Stay alert – market downturns may create opportunities

Don’t be passive in the face of market declines. When market sentiment is low, valuations tend to be driven down, which provides investment opportunities. In rising markets, people tend to invest as they chase returns, while in declining markets people tend to sell. When investors overreact to market conditions, they may miss out on some of the best-performing days.

Although no one can predict market movements, the times when everyone is overwhelmingly negative often turn out to be the best times to invest.

Invest regularly – despite volatility

Investing regularly means continuous investment regardless of what is happening in the markets.

When investors make fixed regular investments, they buy more units when prices are low and fewer when prices are high. This will smooth out the investment journey and average out the price at which units are bought. It thus reduces the risk of investing a lump sum at the wrong time, particularly amid market volatility.

The longer the time frame for investment, the better, because it allows more time for investments to grow, known as the ‘compounding effect’.

Organising your wealth to support your needs and goals

We take a personalised approach to assessing your needs, which allows us to provide you with long-term, bespoke solutions. To discuss your future investment plans, goals and dreams, please contact us.

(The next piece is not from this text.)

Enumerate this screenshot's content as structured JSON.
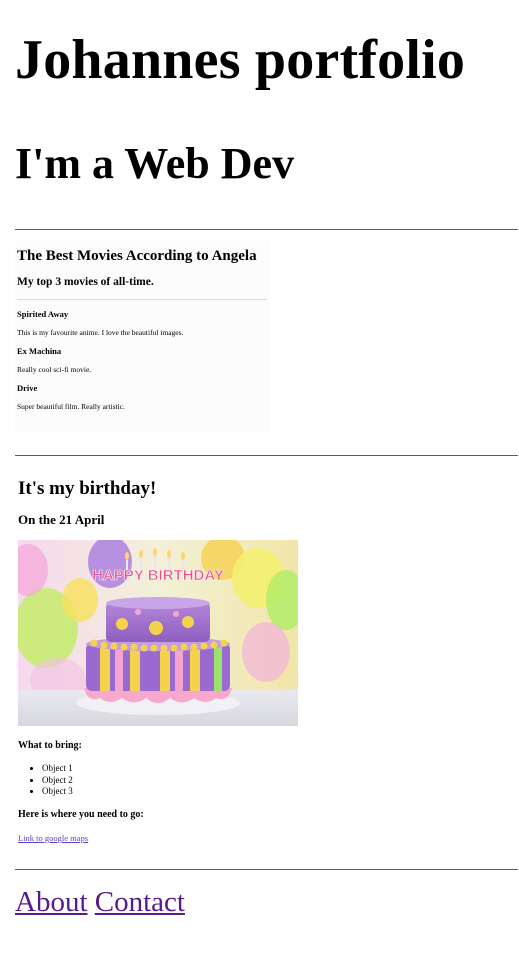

The value of investments and income from them may go down. You may not get back the original amount invested. Investment should be regarded as long term and fit in with your overall attitude to investment risk and financial circumstances. This content is for your general information and use only and is not intended to address your particular requirements or constitute advice.